Are you a Nurse? Are you planning to move to Canada? If you answered yes to both questions, then you must read on.
Ashley St. Vincent is a nurse and she opens up about her experience of being a nurse from a home country and moving to Canada. Like any other professional, she wanted to be able to practice her profession in Canada. Read her story below.
Today marks 10 years that I graduated with my Baccalaureate degree in Nursing. It’s very bitter sweet. While I have been very blessed to work with amazing doctors, nurses, techs, therapists, etc. in various settings, I now live in a country that refuses to acknowledge my education or experience and will not grant me a nursing licence to practice. Let me tell you a little about myself and my situation…

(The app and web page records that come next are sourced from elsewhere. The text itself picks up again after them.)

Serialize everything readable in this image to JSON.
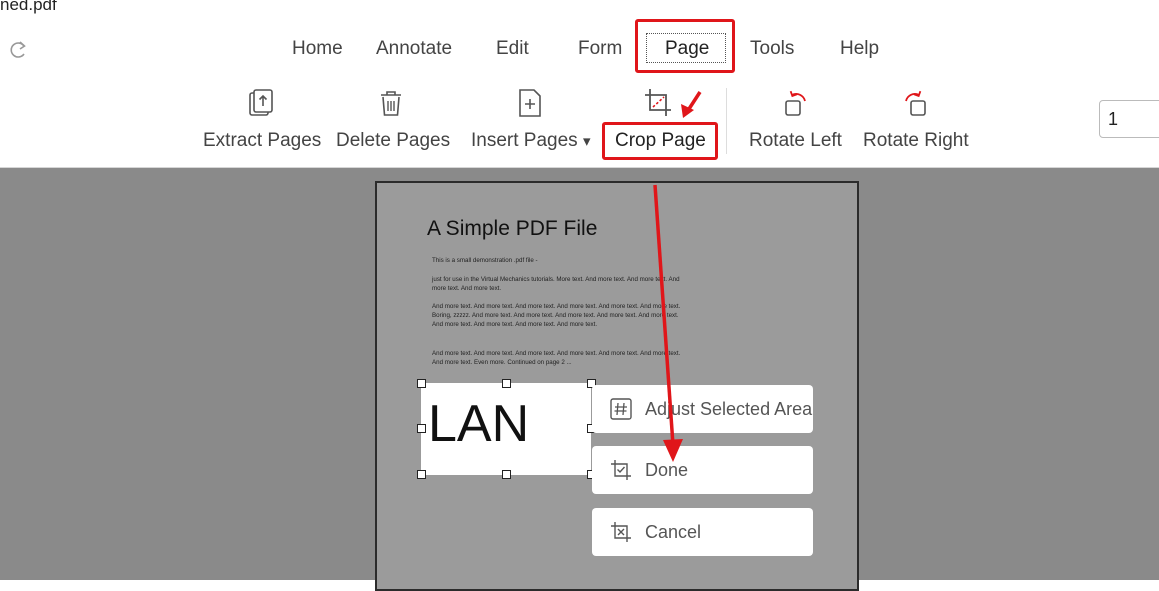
{
  "window": {
    "file_title": "ned.pdf"
  },
  "menu": {
    "items": [
      {
        "label": "Home"
      },
      {
        "label": "Annotate"
      },
      {
        "label": "Edit"
      },
      {
        "label": "Form"
      },
      {
        "label": "Page",
        "active": true
      },
      {
        "label": "Tools"
      },
      {
        "label": "Help"
      }
    ]
  },
  "toolbar": {
    "tools": [
      {
        "label": "Extract Pages",
        "icon": "extract-pages-icon"
      },
      {
        "label": "Delete Pages",
        "icon": "trash-icon"
      },
      {
        "label": "Insert Pages",
        "icon": "insert-page-icon",
        "dropdown": "▾"
      },
      {
        "label": "Crop Page",
        "icon": "crop-icon"
      },
      {
        "label": "Rotate Left",
        "icon": "rotate-left-icon"
      },
      {
        "label": "Rotate Right",
        "icon": "rotate-right-icon"
      }
    ],
    "page_number": "1"
  },
  "document": {
    "title": "A Simple PDF File",
    "paragraphs": [
      "This is a small demonstration .pdf file -",
      "just for use in the Virtual Mechanics tutorials. More text. And more text. And more text. And more text. And more text.",
      "And more text. And more text. And more text. And more text. And more text. And more text. Boring, zzzzz. And more text. And more text. And more text. And more text. And more text. And more text. And more text. And more text. And more text.",
      "And more text. And more text. And more text. And more text. And more text. And more text. And more text. Even more. Continued on page 2 ..."
    ],
    "crop_selection_text": "LAN"
  },
  "crop_menu": {
    "items": [
      {
        "label": "Adjust Selected Area",
        "icon": "hash-icon"
      },
      {
        "label": "Done",
        "icon": "check-box-icon"
      },
      {
        "label": "Cancel",
        "icon": "x-box-icon"
      }
    ]
  },
  "colors": {
    "highlight": "#e0161a",
    "workspace": "#8a8a8a",
    "page": "#9b9b9b"
  }
}
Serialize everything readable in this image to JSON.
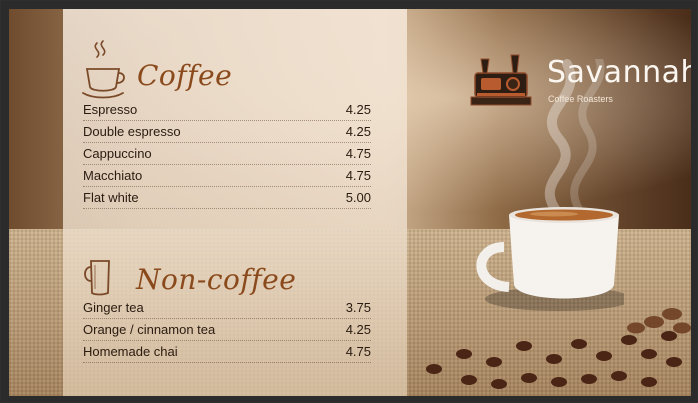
{
  "brand": {
    "name": "Savannah",
    "subtitle": "Coffee Roasters",
    "icon": "coffee-roaster-icon"
  },
  "sections": [
    {
      "title": "Coffee",
      "icon": "steaming-cup-icon",
      "items": [
        {
          "name": "Espresso",
          "price": "4.25"
        },
        {
          "name": "Double espresso",
          "price": "4.25"
        },
        {
          "name": "Cappuccino",
          "price": "4.75"
        },
        {
          "name": "Macchiato",
          "price": "4.75"
        },
        {
          "name": "Flat white",
          "price": "5.00"
        }
      ]
    },
    {
      "title": "Non-coffee",
      "icon": "mug-icon",
      "items": [
        {
          "name": "Ginger tea",
          "price": "3.75"
        },
        {
          "name": "Orange / cinnamon tea",
          "price": "4.25"
        },
        {
          "name": "Homemade chai",
          "price": "4.75"
        }
      ]
    }
  ],
  "colors": {
    "title": "#8a4a1c",
    "text": "#2a1b10",
    "brand_text": "#fbf6f0"
  }
}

I am Ashley St. Vincent and I was recently refused a nursing license in Manitoba, Canada. I graduated December 17, 2006, with a Baccalaureate Degree in Nursing from Northwestern State University (Shreveport, LA, USA). I wrote the NCLEX (the nursing board exam in Canada and the US) and passed it on my first attempt. I practiced for 6 years as a Circulator RN in the operating room and 2 years as a Labor & Delivery RN. I have been licensed in South Carolina, North Carolina, Oklahoma and Louisiana.
I moved to Ste. Anne, Manitoba, Canada (my husband’s hometown) October 4, 2013. During the transition of moving and the process of immigration, I decided to take a break from nursing and stay home with my two young daughters. I eventually obtained my permanent residency and my daughters are now dual citizens. October 8, 2015, I began the process of obtaining my nursing license in Manitoba. The first step was to apply through the NNAS ($650US/$867cdn). NNAS is an agency that verifies documents such as my transcripts, immigration documentation, etc. I received the report from NNAS in May 2016. Afterwards, I applied to the College of Registered Nurses of Manitoba (CRNM) ($525cdn). I was then directed to complete a CCA & OSCE ($2,200cdn). In Aug 2016, I wrote 5 exams consisting of over 125 questions each. (I should note here that I passed all 5 exams.) During the OSCE (Objective Structured Clinical Examination), I was instructed to perform/act as a nurse in a setting with a patient and scenario. I went through each step of the process to the best of my ability. After 6 weeks of waiting, I received my results which indicated that my gaps in knowledge were too significant to be corrected with a bridging program. To say I was devastated would be an understatement. I completed a bachelors degree program from a highly accredited college, practiced for 8 years and was given a patient and scenario that I was unfamiliar with. No one took into consideration my background as a registered nurse in the operating room or the labor and delivery unit. I feel that I was set up to fail. The CCA and OSCE are meant to test an internationally trained nurse on the principles that a newly graduated nurse would know. But I’m not a new graduate. I am bringing over 8 years of practice to the table.
Now I have been instructed that I need to retake an entire Bachelors in Nursing degree program if I ever want to practice as a Registered Nurse here in Canada. This is ridiculous and redundant to (re)complete a program that I have already completed. I would be completely open to completing any refresher or bridging programs.
For a Canadian trained nurse to practice in the US, as long as they have written and passed the NCLEX, they can apply via endorsement and obtain a nursing license. Why is it not the same vice versa? I have graduated with a degree. I have written and passed the NCLEX. I have practiced as an RN. I am a competent nurse who is ready and willing to work in a country that is desperate for nurses.
My main objective is to raise awareness for the push towards reciprocity between Canada and the US regarding RNs that have already written and passed the NCLEX. These RNs should be able to apply for licensure by endorsement and receive their license. Once they secure employment, the RN will be given a 3 month probation period where their competencies and skills are assessed.
All I ask is that you share this. Share it with everyone you know so that my story gets out. Help this go viral so that everyone knows how this has unfolded and how I have been refused a nursing license.
Time and effort, not to mention money, are involved when you pursue a profession. Most of the time, nurses are urged by their passion to help people. It would only be fair that when they go through the proper process and they possess the valid credentials and experience, they should be able obtain a nursing license anywhere.
Awareness is the first step to change. We hope you help spread this story and let us know what you think.